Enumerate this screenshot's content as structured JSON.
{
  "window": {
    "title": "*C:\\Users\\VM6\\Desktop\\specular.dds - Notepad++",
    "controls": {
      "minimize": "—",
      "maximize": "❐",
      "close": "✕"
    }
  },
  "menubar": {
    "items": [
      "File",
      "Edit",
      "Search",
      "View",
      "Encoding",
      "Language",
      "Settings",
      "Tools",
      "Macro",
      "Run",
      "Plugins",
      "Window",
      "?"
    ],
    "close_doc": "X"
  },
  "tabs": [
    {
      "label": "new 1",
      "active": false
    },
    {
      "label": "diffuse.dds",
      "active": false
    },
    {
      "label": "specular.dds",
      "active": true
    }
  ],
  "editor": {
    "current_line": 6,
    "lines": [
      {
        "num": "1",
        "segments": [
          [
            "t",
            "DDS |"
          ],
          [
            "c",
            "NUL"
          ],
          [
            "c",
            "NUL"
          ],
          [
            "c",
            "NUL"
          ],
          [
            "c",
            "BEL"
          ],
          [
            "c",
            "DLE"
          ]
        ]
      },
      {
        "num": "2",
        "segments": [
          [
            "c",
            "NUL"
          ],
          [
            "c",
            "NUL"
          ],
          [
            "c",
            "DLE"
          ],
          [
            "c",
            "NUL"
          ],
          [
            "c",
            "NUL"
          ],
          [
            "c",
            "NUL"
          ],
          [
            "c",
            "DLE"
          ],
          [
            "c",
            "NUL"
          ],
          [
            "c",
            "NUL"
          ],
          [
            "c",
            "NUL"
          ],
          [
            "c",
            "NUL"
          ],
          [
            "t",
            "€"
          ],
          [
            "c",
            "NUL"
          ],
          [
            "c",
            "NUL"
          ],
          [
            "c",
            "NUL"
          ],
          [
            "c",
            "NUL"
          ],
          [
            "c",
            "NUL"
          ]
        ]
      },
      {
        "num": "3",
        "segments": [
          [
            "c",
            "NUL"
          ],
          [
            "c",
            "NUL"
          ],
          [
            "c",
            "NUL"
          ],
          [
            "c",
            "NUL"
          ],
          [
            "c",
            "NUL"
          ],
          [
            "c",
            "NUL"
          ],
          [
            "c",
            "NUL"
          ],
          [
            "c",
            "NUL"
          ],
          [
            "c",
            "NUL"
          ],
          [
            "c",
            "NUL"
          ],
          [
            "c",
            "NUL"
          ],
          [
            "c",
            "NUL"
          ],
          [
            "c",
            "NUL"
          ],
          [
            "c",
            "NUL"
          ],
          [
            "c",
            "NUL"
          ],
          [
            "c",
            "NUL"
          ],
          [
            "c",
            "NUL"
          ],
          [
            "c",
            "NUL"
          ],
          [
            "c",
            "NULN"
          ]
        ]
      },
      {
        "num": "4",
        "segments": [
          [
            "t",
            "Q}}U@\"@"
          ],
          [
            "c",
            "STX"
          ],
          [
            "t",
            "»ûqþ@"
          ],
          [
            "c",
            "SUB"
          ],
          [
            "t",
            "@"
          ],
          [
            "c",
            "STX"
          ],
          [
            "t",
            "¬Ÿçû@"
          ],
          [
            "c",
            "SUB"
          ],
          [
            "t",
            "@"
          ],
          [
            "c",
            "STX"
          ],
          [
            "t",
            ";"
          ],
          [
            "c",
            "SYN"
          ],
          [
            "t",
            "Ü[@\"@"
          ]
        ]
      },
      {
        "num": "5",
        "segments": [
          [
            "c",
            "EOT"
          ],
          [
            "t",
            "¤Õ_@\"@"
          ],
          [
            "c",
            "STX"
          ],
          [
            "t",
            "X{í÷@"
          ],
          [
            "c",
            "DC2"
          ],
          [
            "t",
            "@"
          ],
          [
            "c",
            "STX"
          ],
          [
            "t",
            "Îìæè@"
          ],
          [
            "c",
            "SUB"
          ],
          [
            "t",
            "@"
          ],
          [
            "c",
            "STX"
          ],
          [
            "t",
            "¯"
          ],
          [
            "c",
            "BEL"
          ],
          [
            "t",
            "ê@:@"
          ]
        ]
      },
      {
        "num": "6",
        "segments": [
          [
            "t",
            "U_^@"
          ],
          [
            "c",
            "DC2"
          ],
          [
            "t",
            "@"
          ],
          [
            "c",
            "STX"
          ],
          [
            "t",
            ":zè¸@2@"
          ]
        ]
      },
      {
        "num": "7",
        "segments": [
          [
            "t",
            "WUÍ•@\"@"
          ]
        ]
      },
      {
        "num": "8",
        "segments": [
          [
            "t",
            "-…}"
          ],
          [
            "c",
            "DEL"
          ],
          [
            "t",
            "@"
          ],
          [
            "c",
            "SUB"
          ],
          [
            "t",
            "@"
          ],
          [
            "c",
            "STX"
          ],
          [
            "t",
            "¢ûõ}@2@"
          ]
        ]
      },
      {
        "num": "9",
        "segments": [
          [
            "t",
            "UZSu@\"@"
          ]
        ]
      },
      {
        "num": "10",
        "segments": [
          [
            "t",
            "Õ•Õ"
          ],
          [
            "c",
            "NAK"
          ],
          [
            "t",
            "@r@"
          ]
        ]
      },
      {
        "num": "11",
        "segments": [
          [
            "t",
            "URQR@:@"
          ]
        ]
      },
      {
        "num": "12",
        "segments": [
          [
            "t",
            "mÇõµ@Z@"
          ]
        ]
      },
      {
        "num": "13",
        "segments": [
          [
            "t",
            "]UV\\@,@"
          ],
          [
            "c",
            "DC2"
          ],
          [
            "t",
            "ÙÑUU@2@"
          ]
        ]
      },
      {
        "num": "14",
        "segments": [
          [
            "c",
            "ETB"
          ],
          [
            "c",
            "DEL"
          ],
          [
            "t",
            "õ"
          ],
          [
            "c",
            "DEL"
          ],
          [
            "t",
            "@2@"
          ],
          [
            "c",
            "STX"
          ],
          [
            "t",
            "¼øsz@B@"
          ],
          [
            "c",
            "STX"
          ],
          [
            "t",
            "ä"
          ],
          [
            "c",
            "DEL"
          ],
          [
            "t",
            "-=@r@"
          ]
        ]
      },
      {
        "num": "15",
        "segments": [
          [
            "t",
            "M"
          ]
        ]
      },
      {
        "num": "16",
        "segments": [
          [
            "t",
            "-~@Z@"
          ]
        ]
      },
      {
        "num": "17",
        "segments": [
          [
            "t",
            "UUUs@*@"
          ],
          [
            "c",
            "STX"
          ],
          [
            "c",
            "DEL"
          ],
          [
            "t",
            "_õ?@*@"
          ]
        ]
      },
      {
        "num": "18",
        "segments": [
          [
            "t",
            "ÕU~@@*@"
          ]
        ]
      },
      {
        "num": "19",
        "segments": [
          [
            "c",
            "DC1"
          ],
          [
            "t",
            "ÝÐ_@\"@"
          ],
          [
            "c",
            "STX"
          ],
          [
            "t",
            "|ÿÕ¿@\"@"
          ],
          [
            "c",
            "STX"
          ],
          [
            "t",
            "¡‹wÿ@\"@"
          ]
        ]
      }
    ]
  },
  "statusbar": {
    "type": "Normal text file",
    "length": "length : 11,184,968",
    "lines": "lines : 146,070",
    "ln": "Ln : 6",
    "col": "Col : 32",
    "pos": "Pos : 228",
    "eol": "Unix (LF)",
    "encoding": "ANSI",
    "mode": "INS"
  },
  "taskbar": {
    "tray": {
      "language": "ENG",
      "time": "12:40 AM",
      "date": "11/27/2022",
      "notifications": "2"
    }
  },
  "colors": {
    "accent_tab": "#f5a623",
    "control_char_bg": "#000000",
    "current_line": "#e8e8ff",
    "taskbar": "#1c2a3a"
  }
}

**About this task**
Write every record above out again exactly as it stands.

**Your response**
Enumerate this screenshot's content as structured JSON.
{
  "window": {
    "title": "*C:\\Users\\VM6\\Desktop\\specular.dds - Notepad++",
    "controls": {
      "minimize": "—",
      "maximize": "❐",
      "close": "✕"
    }
  },
  "menubar": {
    "items": [
      "File",
      "Edit",
      "Search",
      "View",
      "Encoding",
      "Language",
      "Settings",
      "Tools",
      "Macro",
      "Run",
      "Plugins",
      "Window",
      "?"
    ],
    "close_doc": "X"
  },
  "tabs": [
    {
      "label": "new 1",
      "active": false
    },
    {
      "label": "diffuse.dds",
      "active": false
    },
    {
      "label": "specular.dds",
      "active": true
    }
  ],
  "editor": {
    "current_line": 6,
    "lines": [
      {
        "num": "1",
        "segments": [
          [
            "t",
            "DDS |"
          ],
          [
            "c",
            "NUL"
          ],
          [
            "c",
            "NUL"
          ],
          [
            "c",
            "NUL"
          ],
          [
            "c",
            "BEL"
          ],
          [
            "c",
            "DLE"
          ]
        ]
      },
      {
        "num": "2",
        "segments": [
          [
            "c",
            "NUL"
          ],
          [
            "c",
            "NUL"
          ],
          [
            "c",
            "DLE"
          ],
          [
            "c",
            "NUL"
          ],
          [
            "c",
            "NUL"
          ],
          [
            "c",
            "NUL"
          ],
          [
            "c",
            "DLE"
          ],
          [
            "c",
            "NUL"
          ],
          [
            "c",
            "NUL"
          ],
          [
            "c",
            "NUL"
          ],
          [
            "c",
            "NUL"
          ],
          [
            "t",
            "€"
          ],
          [
            "c",
            "NUL"
          ],
          [
            "c",
            "NUL"
          ],
          [
            "c",
            "NUL"
          ],
          [
            "c",
            "NUL"
          ],
          [
            "c",
            "NUL"
          ]
        ]
      },
      {
        "num": "3",
        "segments": [
          [
            "c",
            "NUL"
          ],
          [
            "c",
            "NUL"
          ],
          [
            "c",
            "NUL"
          ],
          [
            "c",
            "NUL"
          ],
          [
            "c",
            "NUL"
          ],
          [
            "c",
            "NUL"
          ],
          [
            "c",
            "NUL"
          ],
          [
            "c",
            "NUL"
          ],
          [
            "c",
            "NUL"
          ],
          [
            "c",
            "NUL"
          ],
          [
            "c",
            "NUL"
          ],
          [
            "c",
            "NUL"
          ],
          [
            "c",
            "NUL"
          ],
          [
            "c",
            "NUL"
          ],
          [
            "c",
            "NUL"
          ],
          [
            "c",
            "NUL"
          ],
          [
            "c",
            "NUL"
          ],
          [
            "c",
            "NUL"
          ],
          [
            "c",
            "NULN"
          ]
        ]
      },
      {
        "num": "4",
        "segments": [
          [
            "t",
            "Q}}U@\"@"
          ],
          [
            "c",
            "STX"
          ],
          [
            "t",
            "»ûqþ@"
          ],
          [
            "c",
            "SUB"
          ],
          [
            "t",
            "@"
          ],
          [
            "c",
            "STX"
          ],
          [
            "t",
            "¬Ÿçû@"
          ],
          [
            "c",
            "SUB"
          ],
          [
            "t",
            "@"
          ],
          [
            "c",
            "STX"
          ],
          [
            "t",
            ";"
          ],
          [
            "c",
            "SYN"
          ],
          [
            "t",
            "Ü[@\"@"
          ]
        ]
      },
      {
        "num": "5",
        "segments": [
          [
            "c",
            "EOT"
          ],
          [
            "t",
            "¤Õ_@\"@"
          ],
          [
            "c",
            "STX"
          ],
          [
            "t",
            "X{í÷@"
          ],
          [
            "c",
            "DC2"
          ],
          [
            "t",
            "@"
          ],
          [
            "c",
            "STX"
          ],
          [
            "t",
            "Îìæè@"
          ],
          [
            "c",
            "SUB"
          ],
          [
            "t",
            "@"
          ],
          [
            "c",
            "STX"
          ],
          [
            "t",
            "¯"
          ],
          [
            "c",
            "BEL"
          ],
          [
            "t",
            "ê@:@"
          ]
        ]
      },
      {
        "num": "6",
        "segments": [
          [
            "t",
            "U_^@"
          ],
          [
            "c",
            "DC2"
          ],
          [
            "t",
            "@"
          ],
          [
            "c",
            "STX"
          ],
          [
            "t",
            ":zè¸@2@"
          ]
        ]
      },
      {
        "num": "7",
        "segments": [
          [
            "t",
            "WUÍ•@\"@"
          ]
        ]
      },
      {
        "num": "8",
        "segments": [
          [
            "t",
            "-…}"
          ],
          [
            "c",
            "DEL"
          ],
          [
            "t",
            "@"
          ],
          [
            "c",
            "SUB"
          ],
          [
            "t",
            "@"
          ],
          [
            "c",
            "STX"
          ],
          [
            "t",
            "¢ûõ}@2@"
          ]
        ]
      },
      {
        "num": "9",
        "segments": [
          [
            "t",
            "UZSu@\"@"
          ]
        ]
      },
      {
        "num": "10",
        "segments": [
          [
            "t",
            "Õ•Õ"
          ],
          [
            "c",
            "NAK"
          ],
          [
            "t",
            "@r@"
          ]
        ]
      },
      {
        "num": "11",
        "segments": [
          [
            "t",
            "URQR@:@"
          ]
        ]
      },
      {
        "num": "12",
        "segments": [
          [
            "t",
            "mÇõµ@Z@"
          ]
        ]
      },
      {
        "num": "13",
        "segments": [
          [
            "t",
            "]UV\\@,@"
          ],
          [
            "c",
            "DC2"
          ],
          [
            "t",
            "ÙÑUU@2@"
          ]
        ]
      },
      {
        "num": "14",
        "segments": [
          [
            "c",
            "ETB"
          ],
          [
            "c",
            "DEL"
          ],
          [
            "t",
            "õ"
          ],
          [
            "c",
            "DEL"
          ],
          [
            "t",
            "@2@"
          ],
          [
            "c",
            "STX"
          ],
          [
            "t",
            "¼øsz@B@"
          ],
          [
            "c",
            "STX"
          ],
          [
            "t",
            "ä"
          ],
          [
            "c",
            "DEL"
          ],
          [
            "t",
            "-=@r@"
          ]
        ]
      },
      {
        "num": "15",
        "segments": [
          [
            "t",
            "M"
          ]
        ]
      },
      {
        "num": "16",
        "segments": [
          [
            "t",
            "-~@Z@"
          ]
        ]
      },
      {
        "num": "17",
        "segments": [
          [
            "t",
            "UUUs@*@"
          ],
          [
            "c",
            "STX"
          ],
          [
            "c",
            "DEL"
          ],
          [
            "t",
            "_õ?@*@"
          ]
        ]
      },
      {
        "num": "18",
        "segments": [
          [
            "t",
            "ÕU~@@*@"
          ]
        ]
      },
      {
        "num": "19",
        "segments": [
          [
            "c",
            "DC1"
          ],
          [
            "t",
            "ÝÐ_@\"@"
          ],
          [
            "c",
            "STX"
          ],
          [
            "t",
            "|ÿÕ¿@\"@"
          ],
          [
            "c",
            "STX"
          ],
          [
            "t",
            "¡‹wÿ@\"@"
          ]
        ]
      }
    ]
  },
  "statusbar": {
    "type": "Normal text file",
    "length": "length : 11,184,968",
    "lines": "lines : 146,070",
    "ln": "Ln : 6",
    "col": "Col : 32",
    "pos": "Pos : 228",
    "eol": "Unix (LF)",
    "encoding": "ANSI",
    "mode": "INS"
  },
  "taskbar": {
    "tray": {
      "language": "ENG",
      "time": "12:40 AM",
      "date": "11/27/2022",
      "notifications": "2"
    }
  },
  "colors": {
    "accent_tab": "#f5a623",
    "control_char_bg": "#000000",
    "current_line": "#e8e8ff",
    "taskbar": "#1c2a3a"
  }
}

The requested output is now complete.